Esophageal Cancer

Discovery of the genes responsible for esophageal cancer

A Japanese research group has discovered the genetic mutations responsible for esophageal cancer frequently found among Japanese people. They base their discovery on a genomic analysis of 144 Japanese esophageal cancer patients, ...

Jul 15, 2016
popularity44 comments 0

Esophageal cancer (or oesophageal cancer) is malignancy of the esophagus. There are various subtypes, primarily squamous cell cancer (approx 90-95% of all esophageal cancer worldwide) and adenocarcinoma (approx. 50-80% of all esophageal cancer in the United States). Squamous cell cancer arises from the cells that line the upper part of the esophagus. Adenocarcinoma arises from glandular cells that are present at the junction of the esophagus and stomach.

Esophageal tumors usually lead to dysphagia (difficulty swallowing), pain and other symptoms, and are diagnosed with biopsy. Small and localized tumors are treated surgically with curative intent. Larger tumors tend not to be operable and hence are treated with palliative care; their growth can still be delayed with chemotherapy, radiotherapy or a combination of the two. In some cases chemo- and radiotherapy can render these larger tumors operable. Prognosis depends on the extent of the disease and other medical problems, but is fairly poor.

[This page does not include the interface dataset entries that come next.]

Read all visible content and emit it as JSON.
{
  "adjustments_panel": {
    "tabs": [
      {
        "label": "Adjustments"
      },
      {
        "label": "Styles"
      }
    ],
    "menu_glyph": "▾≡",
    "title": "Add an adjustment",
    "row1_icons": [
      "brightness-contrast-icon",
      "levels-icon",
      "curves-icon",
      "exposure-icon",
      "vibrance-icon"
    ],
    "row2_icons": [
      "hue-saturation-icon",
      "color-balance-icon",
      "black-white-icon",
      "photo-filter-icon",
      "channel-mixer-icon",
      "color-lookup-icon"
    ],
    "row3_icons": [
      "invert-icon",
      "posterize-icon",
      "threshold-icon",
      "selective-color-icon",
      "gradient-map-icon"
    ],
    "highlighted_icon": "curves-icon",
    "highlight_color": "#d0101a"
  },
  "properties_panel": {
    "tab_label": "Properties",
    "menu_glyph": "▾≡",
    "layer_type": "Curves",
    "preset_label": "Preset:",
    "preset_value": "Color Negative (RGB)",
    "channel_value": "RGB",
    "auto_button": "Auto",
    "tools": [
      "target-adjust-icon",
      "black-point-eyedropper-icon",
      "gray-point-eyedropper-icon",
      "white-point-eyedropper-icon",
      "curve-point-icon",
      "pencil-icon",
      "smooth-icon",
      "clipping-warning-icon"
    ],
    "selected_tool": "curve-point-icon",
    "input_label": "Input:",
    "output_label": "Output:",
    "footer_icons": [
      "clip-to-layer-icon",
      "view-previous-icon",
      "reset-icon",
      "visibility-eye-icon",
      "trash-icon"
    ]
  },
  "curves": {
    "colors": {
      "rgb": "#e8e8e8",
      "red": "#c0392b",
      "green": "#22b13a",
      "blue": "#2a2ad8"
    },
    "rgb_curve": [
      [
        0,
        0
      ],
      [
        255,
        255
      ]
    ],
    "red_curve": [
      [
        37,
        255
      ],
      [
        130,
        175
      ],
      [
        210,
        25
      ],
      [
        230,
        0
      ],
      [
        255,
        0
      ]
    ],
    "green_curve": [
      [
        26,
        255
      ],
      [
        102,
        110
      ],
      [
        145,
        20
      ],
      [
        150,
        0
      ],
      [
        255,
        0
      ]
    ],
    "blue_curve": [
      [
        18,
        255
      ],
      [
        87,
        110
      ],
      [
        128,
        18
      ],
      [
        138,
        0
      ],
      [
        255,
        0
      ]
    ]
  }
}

This text uses material from Wikipedia licensed under CC BY-SA

Latest Spotlight News

Smartphone exercises for a better mood

Brief, directed smartphone exercises can help quickly improve our mood. This is the latest finding from psychologists at the University of Basel and their international colleagues, reported in the journal Frontiers in Psychology.

The brain's super-sensitivity to curbs

Humans rely on boundaries like walls and curbs for navigation, and Johns Hopkins University researchers have pinpointed the areas of the brain most sensitive to even the tiniest borders.